Two space indentation seems to be the new craze. “Four space indentation? Are you mad, that’s nearly as bad as tabbing with eight?” is the meme of the moment. (Or, as established in Zoolander, “Two spaces? It’s so hot right now.”)
While two space indentation offers more horizontal space to work, four spaces continues to create an elegant sense of white-space and scope-based horizontal stepping that provides light and easy reading.
(I ignore the three space addicts in this discussion, while acknowledging they do exist. As Mike Ash puts it, “I think three spaces should be, ‘Do not approach. Retreat to a safe distance and call the police as soon as you’re clear.‘” Chris Lattner counters, “I think you under appreciate 3 space indent. It looks the best, and conclusively settles the tabs vs spaces debate.” coughtrollcough1)
Like my previous colon discussion, Apple answers seem to vary by group. Apple docs, including the Swift Programming Language, consistently use four spaces, enabling clean examples that breathe:
and the Standard Library group uses 2, following LLVM Coding Standards, which I find a bit claustrophobic. (Thanks, Greg!)
So I went off to google. First up, I found a 1983 ACM paper by Richard Miara, Ben Schneiderman, and some others called “Program Indentation and Comprehensibility“, which sought to test whether 2-4 spaces were more ideal than 0 or 6 spaces. Unsurprisingly, this premise was born out by their research.
They found that indentation level had a statistically significant effect on comprehension, and optimal indentation fell somewhere between 2 and 4 spaces. As the spacing increased beyond that (6 spaces or more), comprehension decreased.
It’s worth noting that all testing was done: (1) in the 1980’s (2) on 80-column-limit systems, and (3) with choices limited to 0, 2, 4, and 6 spaces. “The level of indentation we tested (0-6 spaces) gave strong results favoring 2 or 4 spaces.” The paper recommends that more indentation levels (0-8 spaces, or nine total levels) be studied in further depth. I’m sure someone got around to it before Starbucks and the MacBook Pro were invented.
In contrast, there’s the Jay Bonci codex (Perlmonks, 2002, “The One True Style of indentation“), a sociological introspection of indentation. Here’s a subset of the Bonci codification that maps spacing choices to internal coding intent.
- One space – Screw readability. I’m pissed they even make me separate my operators. Perl should be more like Latin.
- Two spaces – I have my head on straight AND I respect screen real estate.
- Three spaces – I have a little flair, or a nervous twitch. Or the second disguised as the first. Or you listen to waltz while you code.
- Four spaces – I read a few standards docs and now I think I’m all spiffy. Vannila (sic) Ice, I know you’re in there.

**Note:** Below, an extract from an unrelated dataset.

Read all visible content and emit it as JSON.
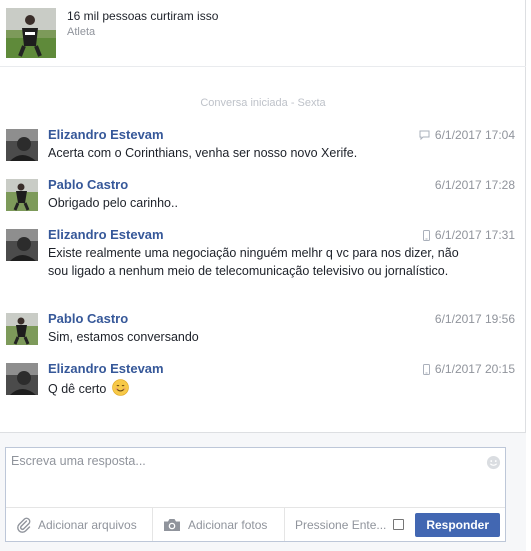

- Six spaces – I have agression (sic) issues, and my outlet is machine gunning the space bar
- Eight spaces – You end every line with a meniachal (sic) “DIE! HAHAHAHAH! DIE! YOUR FRIENDS CANNOT SAVE YOU NOW.”
- Tabs – I’m a lazy person. I know all of the vi commands by heart. Or you drank the 80’s soda.
In the real world, indentation seems to have settled on two, four, and sadly three space standards. So what’s your indentation style? And why?